100 Etchings: A Journey Within | 14th Venice Biennale 2014

100 Etchings: A Journey Within | 14th Venice Biennale 2014

It is not down in any map; true places never are. – Herman Melville

“Tour” derives from Latin root tornare or Greek tornos, a lathe or circle, and when combined with suffixes -ist or -ism, suggests the action of moving in a circle. A “tourist,” without the burden of prevailing commercial implications, literally and simply means, one who moves in a circle. Inherent in the notion of circumambulation is the aspect of ritual; to journey in the round, where the beginning is the end, is symbolic of an act fulfilled. The proposal here is to etch this metaphysical journey onto the physical site, wherein the concept of traveling is not contingent on actual destinations but rather describes an inner journey, a passage through space and time that results in a renewed understanding of oneself.

The basic unit of inhabitation here is both common and distinctive, just as each individual person is. Satisfying the basic functional needs of living, the plan configuration of each of the units is identical, while the sectional quality of each room is determined by the specific topographic conditions and sun orientations at any given point, resulting in 100 unique rooms. The units are linked with a continuous looping corridor, and cross-connected with a series of traversing tunnels. Public spaces are likewise sculpted into the ground, but on the surface of the terrain, exposed to the changing elements.

The primitive nature of the chosen tectonic of carving harkens to a collective memory of space-making, found amongst various ancient and contemporary cultures alike. Starting with the Greek approach to planning where buildings are firmly grounded in existing site conditions—demonstrated by the classic Greek theater, which reacts to the morphology of the terrain, and Socrates’ house, which reacts to light and air. From these to the underground Troglodyte dwellings of Tunisia, or the Yaodong cave houses of China, the poetics of these spaces etched into the earth itself becomes grounds for a new kind of tourism.

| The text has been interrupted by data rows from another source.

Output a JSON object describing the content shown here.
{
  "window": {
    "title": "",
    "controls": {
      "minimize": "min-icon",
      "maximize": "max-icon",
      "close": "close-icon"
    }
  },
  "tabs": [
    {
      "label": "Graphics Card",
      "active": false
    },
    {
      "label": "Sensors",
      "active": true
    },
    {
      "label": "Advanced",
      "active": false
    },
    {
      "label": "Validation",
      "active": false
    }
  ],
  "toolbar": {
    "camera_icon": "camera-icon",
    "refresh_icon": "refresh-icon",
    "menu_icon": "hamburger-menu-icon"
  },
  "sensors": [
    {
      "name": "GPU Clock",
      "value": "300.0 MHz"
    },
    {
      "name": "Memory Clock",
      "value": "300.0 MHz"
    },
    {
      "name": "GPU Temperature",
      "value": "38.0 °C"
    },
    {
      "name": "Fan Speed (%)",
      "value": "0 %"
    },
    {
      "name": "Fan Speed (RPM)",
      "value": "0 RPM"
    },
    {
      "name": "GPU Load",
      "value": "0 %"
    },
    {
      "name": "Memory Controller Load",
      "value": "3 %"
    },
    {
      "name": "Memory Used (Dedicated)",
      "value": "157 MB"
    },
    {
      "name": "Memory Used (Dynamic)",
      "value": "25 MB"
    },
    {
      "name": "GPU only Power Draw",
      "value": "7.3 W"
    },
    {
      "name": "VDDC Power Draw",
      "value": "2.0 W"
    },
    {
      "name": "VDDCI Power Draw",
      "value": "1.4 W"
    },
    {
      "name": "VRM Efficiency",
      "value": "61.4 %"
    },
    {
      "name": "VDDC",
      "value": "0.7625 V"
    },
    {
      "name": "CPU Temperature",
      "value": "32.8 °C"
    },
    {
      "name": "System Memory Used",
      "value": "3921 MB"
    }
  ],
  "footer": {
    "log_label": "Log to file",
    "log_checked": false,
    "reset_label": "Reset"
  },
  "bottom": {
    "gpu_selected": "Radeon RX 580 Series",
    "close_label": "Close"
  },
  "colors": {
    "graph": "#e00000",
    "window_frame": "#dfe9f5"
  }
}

Confronted with the question of a Greek identity, in light of pervasive trends toward globalization, the position taken here is a return, full circle, to the most primal means of inhabitation, and to an introspective journey of self-discovery.